Oxygen absorbers: these are plastic discs that contain powdered iron filings. This reacts with the oxygen in the air in a can to oxidize and bind oxygen. That's all it does, it does not pull a vacuum, it does not absorb ALL of the air, nor does it sanitize or do anything else. The reason to bind oxygen is solely to keep weevils from hatching. Almost ALL grains and ground grain has weevil eggs in it.
CO2 will do the same thing. It is heavier than air, displaces air, dries moisture, and prevents weevils from hatching.
Product that has hatched weevils is ruined. It is NOT extra protein, as some people will say. It is only edible if you are in a starvation situation.
CO2: Available at welding shops: rent a big H tank, with a hose, regulator, and a nozzle with a 16" extension tube on the end, to poke down into product. Don't try it on powdered products! POOF!
When taking out product from buckets with CO2, don't pour, dip carefully, so you don't slosh the CO2 out, and it will sit in the bucket just fine, until emptied. CO2 is heavier than air. Pretty cool!
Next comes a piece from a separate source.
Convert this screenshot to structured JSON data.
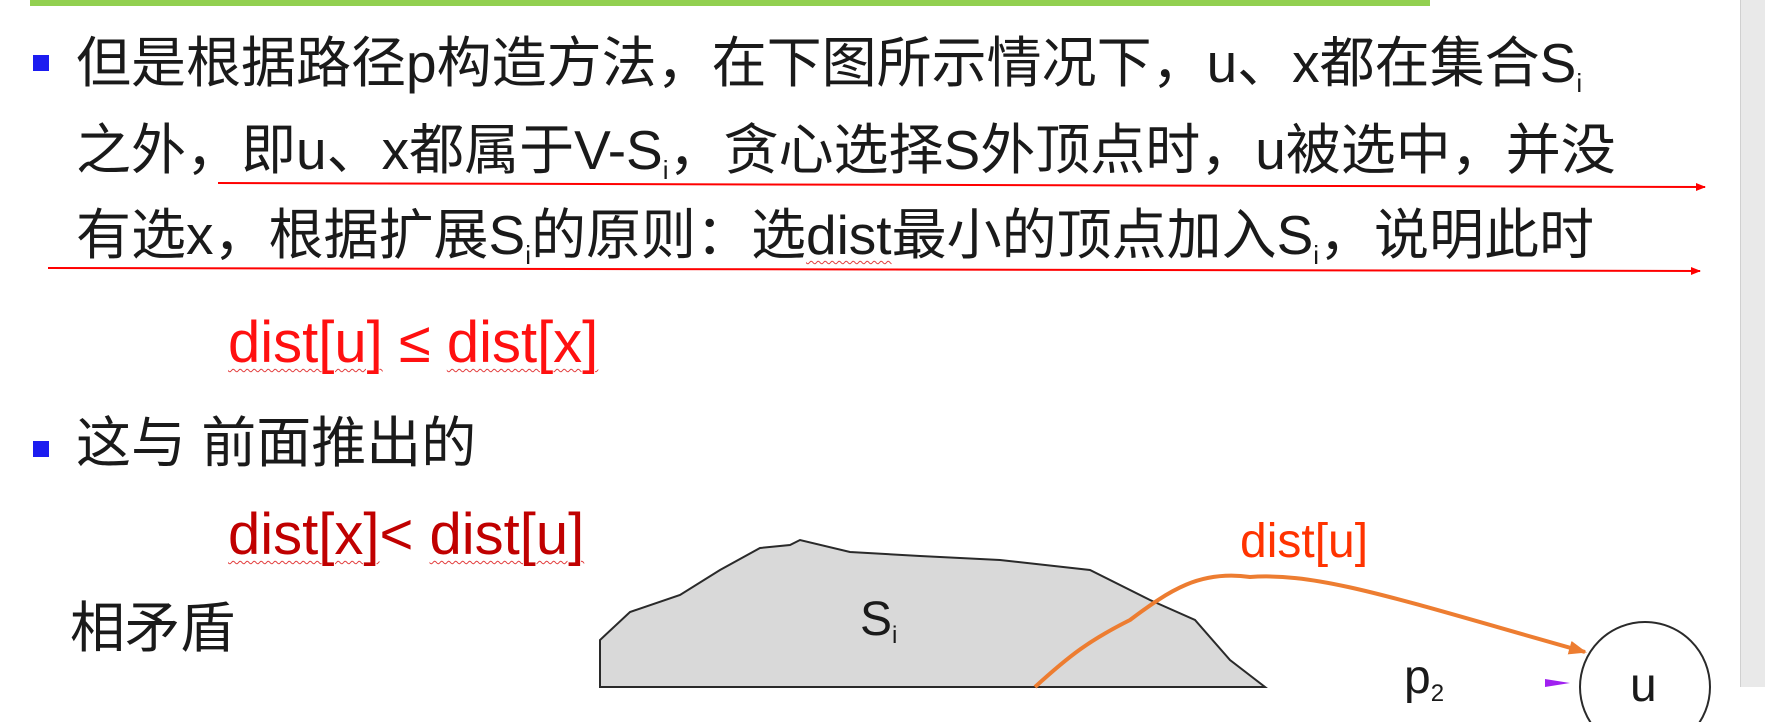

Keep your product stored inside the house, so there are not huge swings in temperature. Keep it at least as cool as 70 degrees, and preferably cooler. Heat is far worse, than freezing.
Treat all containers gently.
Inspect old containers when shifting them around to obtain buckets on the bottom of stacks.
Be creative when deciding where to keep stuff, and write it down! Inventory everything.
Rotate product: Depending on your budget, you can rotate everything so that nothing is older than 5 years. That is, you will always be eating 5 year old food, and buying and storing a little bit each month.
Watch for sales, and bargains, buy more than you figure you need, and consult charts to know how much you're targeted to have for your group.
Yes, you may print this out.
Last edited by hankpac; 06-10-2008 at 12:49 PM.